[Source records]
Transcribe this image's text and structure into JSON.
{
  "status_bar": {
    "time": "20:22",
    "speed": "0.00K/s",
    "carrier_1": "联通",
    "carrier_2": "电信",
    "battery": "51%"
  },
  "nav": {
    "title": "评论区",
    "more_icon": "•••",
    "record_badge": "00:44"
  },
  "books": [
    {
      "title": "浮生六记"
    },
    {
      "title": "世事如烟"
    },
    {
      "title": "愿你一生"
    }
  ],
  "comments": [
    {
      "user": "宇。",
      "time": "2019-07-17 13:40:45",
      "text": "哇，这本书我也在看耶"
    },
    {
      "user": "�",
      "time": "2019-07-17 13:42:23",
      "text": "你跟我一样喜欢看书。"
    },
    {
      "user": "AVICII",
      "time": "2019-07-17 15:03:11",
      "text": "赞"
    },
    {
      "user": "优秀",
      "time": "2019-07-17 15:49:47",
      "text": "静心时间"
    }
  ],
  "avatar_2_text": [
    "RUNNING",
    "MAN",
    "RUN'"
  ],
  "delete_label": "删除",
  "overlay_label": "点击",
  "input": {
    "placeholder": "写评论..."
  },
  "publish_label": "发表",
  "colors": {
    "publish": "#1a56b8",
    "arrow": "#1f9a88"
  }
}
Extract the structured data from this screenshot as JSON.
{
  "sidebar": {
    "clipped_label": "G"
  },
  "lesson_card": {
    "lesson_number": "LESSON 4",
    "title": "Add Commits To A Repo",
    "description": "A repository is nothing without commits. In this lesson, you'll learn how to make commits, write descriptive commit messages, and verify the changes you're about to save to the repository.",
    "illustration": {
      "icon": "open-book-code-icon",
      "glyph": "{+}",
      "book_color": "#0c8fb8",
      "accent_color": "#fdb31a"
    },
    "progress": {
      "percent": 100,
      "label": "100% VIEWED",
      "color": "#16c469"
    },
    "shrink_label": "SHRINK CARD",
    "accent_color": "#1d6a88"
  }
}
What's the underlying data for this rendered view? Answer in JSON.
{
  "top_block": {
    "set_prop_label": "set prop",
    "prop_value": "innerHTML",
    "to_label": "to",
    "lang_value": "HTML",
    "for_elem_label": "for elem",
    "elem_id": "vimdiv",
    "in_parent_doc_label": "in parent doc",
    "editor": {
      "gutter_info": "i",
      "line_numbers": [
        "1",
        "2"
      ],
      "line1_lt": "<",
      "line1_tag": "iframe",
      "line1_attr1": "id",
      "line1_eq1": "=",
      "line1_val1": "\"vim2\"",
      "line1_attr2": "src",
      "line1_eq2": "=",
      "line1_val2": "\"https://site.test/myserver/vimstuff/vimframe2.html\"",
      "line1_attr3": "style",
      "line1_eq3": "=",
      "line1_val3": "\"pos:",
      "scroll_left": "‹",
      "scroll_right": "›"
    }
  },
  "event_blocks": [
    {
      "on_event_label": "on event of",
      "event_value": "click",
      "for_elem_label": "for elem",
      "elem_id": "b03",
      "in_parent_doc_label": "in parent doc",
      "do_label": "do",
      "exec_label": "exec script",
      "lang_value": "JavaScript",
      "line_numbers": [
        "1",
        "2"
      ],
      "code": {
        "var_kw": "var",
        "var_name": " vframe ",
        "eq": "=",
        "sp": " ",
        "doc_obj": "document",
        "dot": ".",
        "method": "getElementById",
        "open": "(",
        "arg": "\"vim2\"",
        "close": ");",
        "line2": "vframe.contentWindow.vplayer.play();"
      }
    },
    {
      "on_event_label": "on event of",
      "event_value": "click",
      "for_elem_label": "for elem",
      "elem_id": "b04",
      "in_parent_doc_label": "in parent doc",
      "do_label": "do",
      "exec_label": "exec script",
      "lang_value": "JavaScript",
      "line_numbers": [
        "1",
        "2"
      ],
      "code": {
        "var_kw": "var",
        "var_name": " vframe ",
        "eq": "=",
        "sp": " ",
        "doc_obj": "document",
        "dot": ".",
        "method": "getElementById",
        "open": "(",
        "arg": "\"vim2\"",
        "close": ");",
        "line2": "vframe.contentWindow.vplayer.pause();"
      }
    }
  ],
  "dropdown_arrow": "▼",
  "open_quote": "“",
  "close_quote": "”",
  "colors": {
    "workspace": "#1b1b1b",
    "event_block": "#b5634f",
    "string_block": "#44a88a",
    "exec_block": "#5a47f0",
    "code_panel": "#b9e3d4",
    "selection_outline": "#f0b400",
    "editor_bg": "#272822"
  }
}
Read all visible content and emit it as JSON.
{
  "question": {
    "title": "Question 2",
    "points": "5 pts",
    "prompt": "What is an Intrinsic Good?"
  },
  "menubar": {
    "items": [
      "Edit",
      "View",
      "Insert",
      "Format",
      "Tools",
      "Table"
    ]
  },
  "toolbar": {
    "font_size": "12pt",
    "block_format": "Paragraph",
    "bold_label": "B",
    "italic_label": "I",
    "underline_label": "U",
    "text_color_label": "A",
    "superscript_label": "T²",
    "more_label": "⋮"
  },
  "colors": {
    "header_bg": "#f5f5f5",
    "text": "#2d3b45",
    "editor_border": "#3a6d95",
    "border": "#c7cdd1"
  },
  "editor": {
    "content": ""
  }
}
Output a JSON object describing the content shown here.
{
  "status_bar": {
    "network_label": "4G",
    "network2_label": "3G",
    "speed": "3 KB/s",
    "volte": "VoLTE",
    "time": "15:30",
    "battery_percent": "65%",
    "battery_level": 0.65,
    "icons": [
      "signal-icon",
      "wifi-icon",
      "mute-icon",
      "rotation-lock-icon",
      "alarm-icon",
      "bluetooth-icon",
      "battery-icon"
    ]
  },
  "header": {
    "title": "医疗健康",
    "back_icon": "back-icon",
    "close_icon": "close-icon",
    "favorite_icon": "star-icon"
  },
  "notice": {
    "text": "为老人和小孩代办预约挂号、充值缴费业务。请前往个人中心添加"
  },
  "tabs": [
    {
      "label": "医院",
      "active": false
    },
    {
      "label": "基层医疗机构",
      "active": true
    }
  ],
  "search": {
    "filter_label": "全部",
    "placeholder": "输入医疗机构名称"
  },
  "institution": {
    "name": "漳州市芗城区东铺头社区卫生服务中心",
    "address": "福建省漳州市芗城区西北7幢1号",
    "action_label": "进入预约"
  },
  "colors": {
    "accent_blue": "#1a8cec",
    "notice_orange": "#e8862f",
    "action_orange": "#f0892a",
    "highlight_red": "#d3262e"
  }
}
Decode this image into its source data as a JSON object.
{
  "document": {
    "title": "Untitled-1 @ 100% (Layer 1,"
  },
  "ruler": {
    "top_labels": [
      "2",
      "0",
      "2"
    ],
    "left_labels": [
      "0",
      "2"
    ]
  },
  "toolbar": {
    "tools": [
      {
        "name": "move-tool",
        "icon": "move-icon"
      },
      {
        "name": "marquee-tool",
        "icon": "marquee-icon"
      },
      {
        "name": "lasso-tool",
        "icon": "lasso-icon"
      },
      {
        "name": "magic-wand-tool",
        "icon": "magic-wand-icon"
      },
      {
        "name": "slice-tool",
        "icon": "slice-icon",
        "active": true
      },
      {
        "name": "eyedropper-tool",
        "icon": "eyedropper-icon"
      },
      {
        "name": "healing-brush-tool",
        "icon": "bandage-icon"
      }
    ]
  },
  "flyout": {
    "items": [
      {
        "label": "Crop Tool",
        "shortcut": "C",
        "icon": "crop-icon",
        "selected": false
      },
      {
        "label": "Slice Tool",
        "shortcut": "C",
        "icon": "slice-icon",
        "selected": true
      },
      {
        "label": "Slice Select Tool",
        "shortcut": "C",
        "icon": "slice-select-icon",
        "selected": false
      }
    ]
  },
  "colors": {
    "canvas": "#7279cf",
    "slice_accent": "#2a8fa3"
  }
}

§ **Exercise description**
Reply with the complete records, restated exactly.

§ **Exercise result**
Transcribe this image's text and structure into JSON.
{
  "status_bar": {
    "time": "20:22",
    "speed": "0.00K/s",
    "carrier_1": "联通",
    "carrier_2": "电信",
    "battery": "51%"
  },
  "nav": {
    "title": "评论区",
    "more_icon": "•••",
    "record_badge": "00:44"
  },
  "books": [
    {
      "title": "浮生六记"
    },
    {
      "title": "世事如烟"
    },
    {
      "title": "愿你一生"
    }
  ],
  "comments": [
    {
      "user": "宇。",
      "time": "2019-07-17 13:40:45",
      "text": "哇，这本书我也在看耶"
    },
    {
      "user": "�",
      "time": "2019-07-17 13:42:23",
      "text": "你跟我一样喜欢看书。"
    },
    {
      "user": "AVICII",
      "time": "2019-07-17 15:03:11",
      "text": "赞"
    },
    {
      "user": "优秀",
      "time": "2019-07-17 15:49:47",
      "text": "静心时间"
    }
  ],
  "avatar_2_text": [
    "RUNNING",
    "MAN",
    "RUN'"
  ],
  "delete_label": "删除",
  "overlay_label": "点击",
  "input": {
    "placeholder": "写评论..."
  },
  "publish_label": "发表",
  "colors": {
    "publish": "#1a56b8",
    "arrow": "#1f9a88"
  }
}
Extract the structured data from this screenshot as JSON.
{
  "sidebar": {
    "clipped_label": "G"
  },
  "lesson_card": {
    "lesson_number": "LESSON 4",
    "title": "Add Commits To A Repo",
    "description": "A repository is nothing without commits. In this lesson, you'll learn how to make commits, write descriptive commit messages, and verify the changes you're about to save to the repository.",
    "illustration": {
      "icon": "open-book-code-icon",
      "glyph": "{+}",
      "book_color": "#0c8fb8",
      "accent_color": "#fdb31a"
    },
    "progress": {
      "percent": 100,
      "label": "100% VIEWED",
      "color": "#16c469"
    },
    "shrink_label": "SHRINK CARD",
    "accent_color": "#1d6a88"
  }
}
What's the underlying data for this rendered view? Answer in JSON.
{
  "top_block": {
    "set_prop_label": "set prop",
    "prop_value": "innerHTML",
    "to_label": "to",
    "lang_value": "HTML",
    "for_elem_label": "for elem",
    "elem_id": "vimdiv",
    "in_parent_doc_label": "in parent doc",
    "editor": {
      "gutter_info": "i",
      "line_numbers": [
        "1",
        "2"
      ],
      "line1_lt": "<",
      "line1_tag": "iframe",
      "line1_attr1": "id",
      "line1_eq1": "=",
      "line1_val1": "\"vim2\"",
      "line1_attr2": "src",
      "line1_eq2": "=",
      "line1_val2": "\"https://site.test/myserver/vimstuff/vimframe2.html\"",
      "line1_attr3": "style",
      "line1_eq3": "=",
      "line1_val3": "\"pos:",
      "scroll_left": "‹",
      "scroll_right": "›"
    }
  },
  "event_blocks": [
    {
      "on_event_label": "on event of",
      "event_value": "click",
      "for_elem_label": "for elem",
      "elem_id": "b03",
      "in_parent_doc_label": "in parent doc",
      "do_label": "do",
      "exec_label": "exec script",
      "lang_value": "JavaScript",
      "line_numbers": [
        "1",
        "2"
      ],
      "code": {
        "var_kw": "var",
        "var_name": " vframe ",
        "eq": "=",
        "sp": " ",
        "doc_obj": "document",
        "dot": ".",
        "method": "getElementById",
        "open": "(",
        "arg": "\"vim2\"",
        "close": ");",
        "line2": "vframe.contentWindow.vplayer.play();"
      }
    },
    {
      "on_event_label": "on event of",
      "event_value": "click",
      "for_elem_label": "for elem",
      "elem_id": "b04",
      "in_parent_doc_label": "in parent doc",
      "do_label": "do",
      "exec_label": "exec script",
      "lang_value": "JavaScript",
      "line_numbers": [
        "1",
        "2"
      ],
      "code": {
        "var_kw": "var",
        "var_name": " vframe ",
        "eq": "=",
        "sp": " ",
        "doc_obj": "document",
        "dot": ".",
        "method": "getElementById",
        "open": "(",
        "arg": "\"vim2\"",
        "close": ");",
        "line2": "vframe.contentWindow.vplayer.pause();"
      }
    }
  ],
  "dropdown_arrow": "▼",
  "open_quote": "“",
  "close_quote": "”",
  "colors": {
    "workspace": "#1b1b1b",
    "event_block": "#b5634f",
    "string_block": "#44a88a",
    "exec_block": "#5a47f0",
    "code_panel": "#b9e3d4",
    "selection_outline": "#f0b400",
    "editor_bg": "#272822"
  }
}
Read all visible content and emit it as JSON.
{
  "question": {
    "title": "Question 2",
    "points": "5 pts",
    "prompt": "What is an Intrinsic Good?"
  },
  "menubar": {
    "items": [
      "Edit",
      "View",
      "Insert",
      "Format",
      "Tools",
      "Table"
    ]
  },
  "toolbar": {
    "font_size": "12pt",
    "block_format": "Paragraph",
    "bold_label": "B",
    "italic_label": "I",
    "underline_label": "U",
    "text_color_label": "A",
    "superscript_label": "T²",
    "more_label": "⋮"
  },
  "colors": {
    "header_bg": "#f5f5f5",
    "text": "#2d3b45",
    "editor_border": "#3a6d95",
    "border": "#c7cdd1"
  },
  "editor": {
    "content": ""
  }
}
Output a JSON object describing the content shown here.
{
  "status_bar": {
    "network_label": "4G",
    "network2_label": "3G",
    "speed": "3 KB/s",
    "volte": "VoLTE",
    "time": "15:30",
    "battery_percent": "65%",
    "battery_level": 0.65,
    "icons": [
      "signal-icon",
      "wifi-icon",
      "mute-icon",
      "rotation-lock-icon",
      "alarm-icon",
      "bluetooth-icon",
      "battery-icon"
    ]
  },
  "header": {
    "title": "医疗健康",
    "back_icon": "back-icon",
    "close_icon": "close-icon",
    "favorite_icon": "star-icon"
  },
  "notice": {
    "text": "为老人和小孩代办预约挂号、充值缴费业务。请前往个人中心添加"
  },
  "tabs": [
    {
      "label": "医院",
      "active": false
    },
    {
      "label": "基层医疗机构",
      "active": true
    }
  ],
  "search": {
    "filter_label": "全部",
    "placeholder": "输入医疗机构名称"
  },
  "institution": {
    "name": "漳州市芗城区东铺头社区卫生服务中心",
    "address": "福建省漳州市芗城区西北7幢1号",
    "action_label": "进入预约"
  },
  "colors": {
    "accent_blue": "#1a8cec",
    "notice_orange": "#e8862f",
    "action_orange": "#f0892a",
    "highlight_red": "#d3262e"
  }
}
Decode this image into its source data as a JSON object.
{
  "document": {
    "title": "Untitled-1 @ 100% (Layer 1,"
  },
  "ruler": {
    "top_labels": [
      "2",
      "0",
      "2"
    ],
    "left_labels": [
      "0",
      "2"
    ]
  },
  "toolbar": {
    "tools": [
      {
        "name": "move-tool",
        "icon": "move-icon"
      },
      {
        "name": "marquee-tool",
        "icon": "marquee-icon"
      },
      {
        "name": "lasso-tool",
        "icon": "lasso-icon"
      },
      {
        "name": "magic-wand-tool",
        "icon": "magic-wand-icon"
      },
      {
        "name": "slice-tool",
        "icon": "slice-icon",
        "active": true
      },
      {
        "name": "eyedropper-tool",
        "icon": "eyedropper-icon"
      },
      {
        "name": "healing-brush-tool",
        "icon": "bandage-icon"
      }
    ]
  },
  "flyout": {
    "items": [
      {
        "label": "Crop Tool",
        "shortcut": "C",
        "icon": "crop-icon",
        "selected": false
      },
      {
        "label": "Slice Tool",
        "shortcut": "C",
        "icon": "slice-icon",
        "selected": true
      },
      {
        "label": "Slice Select Tool",
        "shortcut": "C",
        "icon": "slice-select-icon",
        "selected": false
      }
    ]
  },
  "colors": {
    "canvas": "#7279cf",
    "slice_accent": "#2a8fa3"
  }
}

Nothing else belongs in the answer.